Kevin Outterson is an associate professor of health law, bioethics and human rights at Boston University, as well as a blogger at the Incidental Economist. He’s also been following the Vermont health-care reform process in some detail, and is one of fairly few people who has actually read the 141-page single-payer bill that the governor is poised to sign. Earlier this afternoon, he walked me through what he’s learned.

Ezra Klein: What is Vermont passing, exactly? My understanding is that they’re not going to sign this legislation and wake up with single-payer health care the next day. So what’s in this bill, and what does it do?

Kevin Outterson: This bill is more of a framework. For example, they left out all the financing. But it sets a planning process for a single-payer — or what they’re calling a “single-payment” — system. If you read the various reports and presentations they’ve released so far, you can get a sense of where that’s going. Their plan is to roll every payer they can into one system. It’s easy to do with state and municipal employees. They might be able to do it with the individual and small-group markets that they regulate under the terms of the Affordable Care Act. They are going to ask the Obama administration for waivers for Medicaid, so they’d get the Medicaid money and use it in this system, and they also want a waiver for Medicare, which I’m not sure anyone has ever done before. And the last group they’re trying to woo in are the large, national employers who are regulated by ERISA. Their plan is to tax these employers whether they pay in or not, and then these employers have to ask themselves, “We’re already paying this tax, why wouldn’t we just put our employees into Green Mountain Care?”

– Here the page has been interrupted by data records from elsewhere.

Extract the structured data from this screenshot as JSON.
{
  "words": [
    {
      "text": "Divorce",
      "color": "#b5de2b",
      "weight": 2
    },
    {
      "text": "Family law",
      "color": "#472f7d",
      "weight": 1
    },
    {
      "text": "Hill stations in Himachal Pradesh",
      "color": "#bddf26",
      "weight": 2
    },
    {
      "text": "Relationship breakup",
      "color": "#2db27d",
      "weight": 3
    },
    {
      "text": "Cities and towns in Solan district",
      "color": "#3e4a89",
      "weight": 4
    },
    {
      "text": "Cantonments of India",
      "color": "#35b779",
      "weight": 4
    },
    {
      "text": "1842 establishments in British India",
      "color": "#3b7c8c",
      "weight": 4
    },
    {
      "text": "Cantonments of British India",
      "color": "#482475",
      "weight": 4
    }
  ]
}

EK: So all these different players remain part of the health-care system. But now their payments run through the Vermont state government.

KO: Right. So employers would still be paying in, the Vermont state government would still pay in, the federal government would still be paying in, but all the money would then flow through Green Mountain Care, the single-payment system. And for all providers, there’d just be one contract. It’d equalize payment rates between private insurance and Medicare and Medicaid. It’ll dramatically reduce their paperwork. That’s why they’re supporting it. And Blue Cross/Blue Shield of Vermont, which is the biggest insurer in the state, supports it.

EK: Wait, Blue Cross/Blue Shield supports it? Why? Won’t this put them out of business?

KO: You would think. But this is one of those Blue Cross plans that never sold out to Anthem. They’re still nonprofit. And they’ve got 70 percent of the market in Vermont. So the theory is they would administer the payment system. But they’re not alone. The Vermont Medical Association and the Vermont hospitals are supporting this legislation. The most vocal opponents are the state association of insurance agents, and the drug companies are about to descend in force, because there’s a lot in there the drug industry won’t like.

EK: How quickly could something like this be up and running in Vermont?

KO: They can do a single-payment system fairly quickly for the state and municipal employees and the individual and small-group exchange markets that they regulate under the ACA. So that’s the core. And it’s pretty substantial. And if they get Blue Cross in, then they get Blue Cross’s customers. Then there’s Medicaid and Medicare, which will be a long process going back-and-forth with the Center on Medicaid and Medicare Services. And then the discussion with the big employers is happening now, as Vermont can toss this tax into place pretty quickly, which will force those guys in.

EK: But there’s no financing mechanisms in the bill yet, right? That seems like a pretty big omission.

KO: Vermont has a study group that’s been working on financing for a while and that’s been negotiating with these big employers to join the party. And they need them there: If they don’t tax the big guys, they don’t have the money, and if they don’t get buy-in from the big guys and they move their offices to New Hampshire, Vermont has a problem. But let’s say you’re Wal-Mart. You might be willing to take a risk on paying a bit more in Vermont because if it works and spreads, this might fix your long-term problems nationally. If I was a national employer with 3 or 4 million lives in my care, I might be willing to invest a little money to see if Vermont can do this.

EK: That national question seems like the interesting one. In Canada, single payer began in a single province and then spread across the whole country. If Vermont pulls this off successfully, it seems like the sort of thing that, in 10 or 20 years, could lead to very large changes in America’s health-care system.

KO: The first thing I posted on was the incredible power of Vermont’s version of the Independent Payment Advisory Board to control costs. If they do this and they’re successful, there are a number of other states that will want to try it. It’s a 20-year time horizon, but if you think national single-payer is a political nonstarter, this is where the action is. But that’s the question: whether they can control costs. That’ll be everything.